I had just poured water into the heating filter for a Captain Country Chicken MRE, and was preparing to remove some layers of clothing beneath my flak vest (the weather had turned hot after the freezing night), when RPG and small-arms fire rattled the scrap iron that formed the roof of the filthy garage headquarters.
The fire directed at us did not let up. Over the ICOM, Smith learned that it was coming from a mosque on Michigan about 300 yards away. The mosque was promptly targeted for a possible air strike, and everyone began a fast march toward it.
Smith did not have to order his Marines straight into the direction of the fire; it was a collective impulse—a phenomenon I would see again and again over the coming days. The idea that Marines are trained to break down doors, to seize beachheads and other territory, was an abstraction until I was there to experience it. Running into fire rather than seeking cover from it goes counter to every human survival instinct—trust me. I was sweating as much from fear as from the layers of clothing I still had on from the night before, to the degree that it felt as if pure salt were running into my eyes from my forehead. As the weeks had rolled on, and I had gotten to know the 1/5 Marines as the individuals they were, I had started deluding myself that they weren’t much different from me. They had soft spots, they got sick, they complained. But in one flash, as we charged across Michigan amid whistling incoming shots, I realized that they were not like me; they were Marines.

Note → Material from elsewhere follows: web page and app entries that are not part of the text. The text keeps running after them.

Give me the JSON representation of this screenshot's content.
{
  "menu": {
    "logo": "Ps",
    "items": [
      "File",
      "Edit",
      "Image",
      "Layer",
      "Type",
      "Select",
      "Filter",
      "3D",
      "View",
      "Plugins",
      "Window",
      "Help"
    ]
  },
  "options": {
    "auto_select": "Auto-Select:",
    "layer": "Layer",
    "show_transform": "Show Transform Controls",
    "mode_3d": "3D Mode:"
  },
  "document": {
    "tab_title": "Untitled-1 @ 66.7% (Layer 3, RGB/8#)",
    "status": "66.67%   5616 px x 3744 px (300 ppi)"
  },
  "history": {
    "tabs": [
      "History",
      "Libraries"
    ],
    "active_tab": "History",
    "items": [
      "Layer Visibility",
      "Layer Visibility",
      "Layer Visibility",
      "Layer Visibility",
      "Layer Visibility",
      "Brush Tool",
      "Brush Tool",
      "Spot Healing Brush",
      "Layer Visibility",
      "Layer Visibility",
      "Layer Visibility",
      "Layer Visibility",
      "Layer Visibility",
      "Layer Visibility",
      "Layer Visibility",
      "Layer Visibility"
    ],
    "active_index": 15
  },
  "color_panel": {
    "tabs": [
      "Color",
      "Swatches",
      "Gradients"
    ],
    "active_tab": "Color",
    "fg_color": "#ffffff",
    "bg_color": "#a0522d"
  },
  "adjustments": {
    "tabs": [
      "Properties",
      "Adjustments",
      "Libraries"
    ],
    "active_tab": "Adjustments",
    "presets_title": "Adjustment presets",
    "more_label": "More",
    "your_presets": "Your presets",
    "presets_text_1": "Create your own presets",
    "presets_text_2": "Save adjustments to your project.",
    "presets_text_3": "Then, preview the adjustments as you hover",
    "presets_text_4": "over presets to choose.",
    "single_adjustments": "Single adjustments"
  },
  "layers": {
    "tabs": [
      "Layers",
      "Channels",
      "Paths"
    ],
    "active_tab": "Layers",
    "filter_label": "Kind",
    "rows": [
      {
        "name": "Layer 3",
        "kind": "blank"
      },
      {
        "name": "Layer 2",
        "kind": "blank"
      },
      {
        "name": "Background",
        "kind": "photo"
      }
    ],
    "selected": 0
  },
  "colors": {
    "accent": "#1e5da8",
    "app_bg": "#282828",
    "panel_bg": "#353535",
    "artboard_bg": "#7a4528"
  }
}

This is an essay that I read years ago out of my interest in history and military history. It’s by the journalist Robert D. Kaplan and details his experiences as an “embedded” journalist, accompanying the 1st Battalion of the 5th Marine Regiment in 2004 as they worked to take the Iraqi town of Fallujah. The battle for Fallujah in 2004 was some of the hardest fighting in the Iraq war, and Kaplan’s article gives a good feel for what it was like on the ground.
While my interest in military history has waned some lately, I find that this excerpt has a lot of value outside of its military context. For while it’s talking about how Marines are trained to respond instinctively under fire in combat, it’s more about how human beings respond to fear and danger. And in that vein, it’s actually an important lesson and example for everyone and how we approach life and the fears and anxieties we face every day.

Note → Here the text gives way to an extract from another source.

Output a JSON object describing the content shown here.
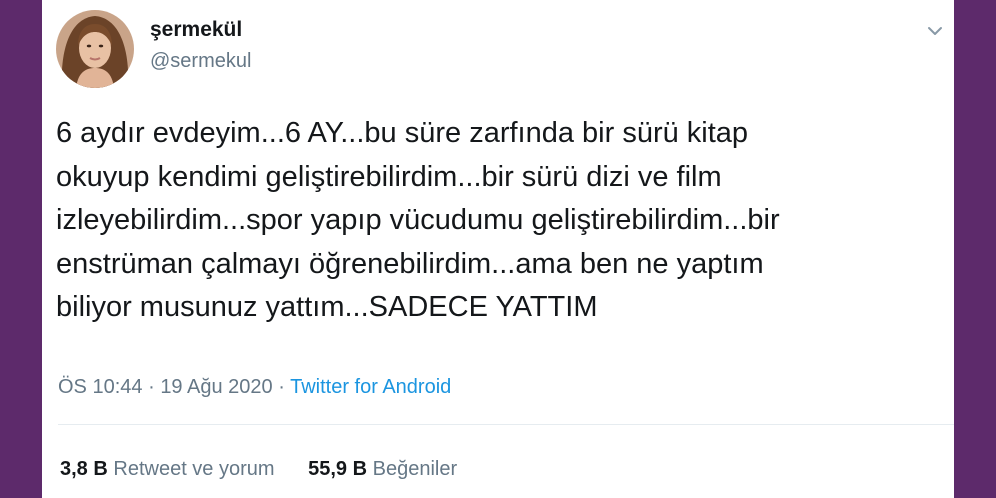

The simple fact is that fear is a part of being human, like I outlined in my word meditation on fear. We don’t get to choose whether we will experience fear or not. We get to choose what we do with our fear when it comes upon us.

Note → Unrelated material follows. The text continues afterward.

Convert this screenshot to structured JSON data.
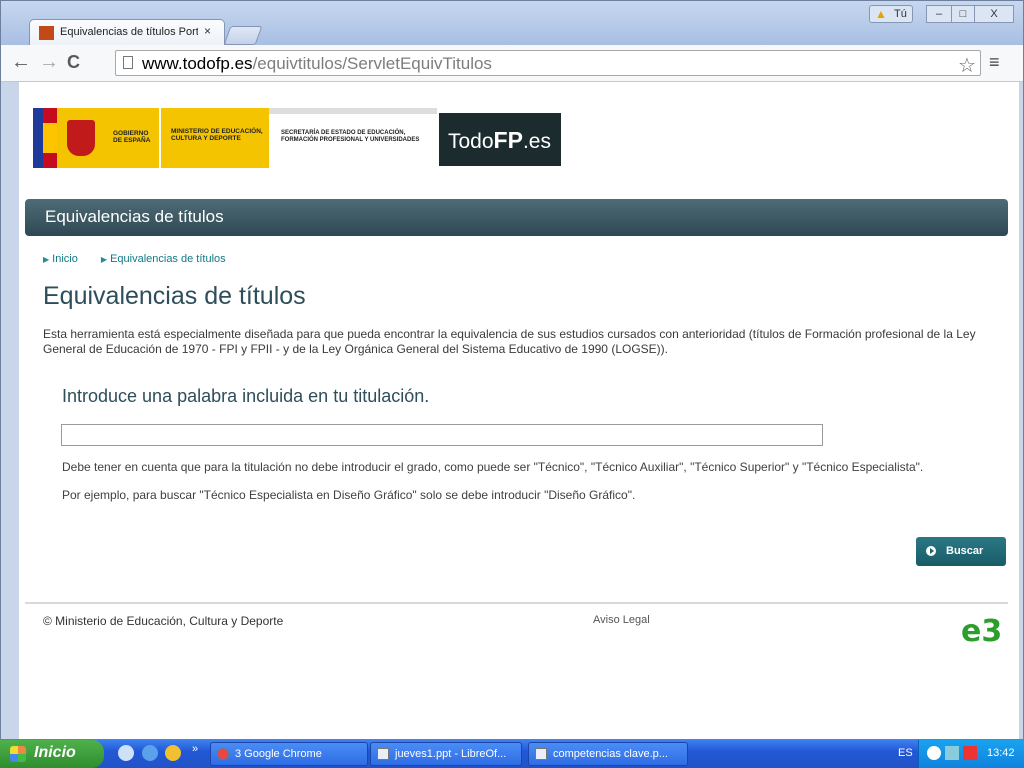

Our reaction to fear is instinctive. Our body and mind urge us to either run away from our fear, or to hide and wait for it to pass us by. Both of those are natural responses and they have their place and purpose.
But we have another option, one that is not natural but can be learned. We can run towards our fears and face them. Unlike this example, when we run to meet our fears we’re not necessarily looking to fight them or overcome them. Rather, we’re looking to dispel them somehow. Oftentimes, once we are face to face with our fears, dispelling them is simply a matter of listening to them and understanding what they have to say. After all, fear ultimately isn’t an adversary; it’s a part of us that’s doing a job that’s meant to benefit us. But to do that, to engage with fear, we first have to run towards it, not away. And that’s no easy thing: many times we can feel that what we’re afraid of and have to run towards is something that could well destroy us.
That’s what these Marines did under fire, run towards something that could destroy them. And it’s instructive to look at how they came to be able to do it. They trained for it, they practiced it, over and over again. Through drills, exercises, and real-life experiences, they slowly developed new instincts, new responses and new habits. Until finally, the first, immediate response, without having to think about it, is to run towards rather than away.
I used to be a very fearful person. Then, I spent ten years working in crisis management. And over time, I learned to run towards things that I was afraid of, because running away only made it worse.
Over time, I learned to apply those lessons from work more broadly in life. And now, as I’m more focused once again on questions of spirituality and growth, I find that this is an important lesson for all of us. All of us can stand to learn how to run towards our fears rather than away from them.
It’s not easy. It’s not safe. Sometimes you get hurt. But it’s the right thing to do, the right way to approach life. And the lesson from this particular episode is that it can be done successfully and the key to that success is through practice.
Fortunately, being humans, we have a chance to practice running towards our fears every day.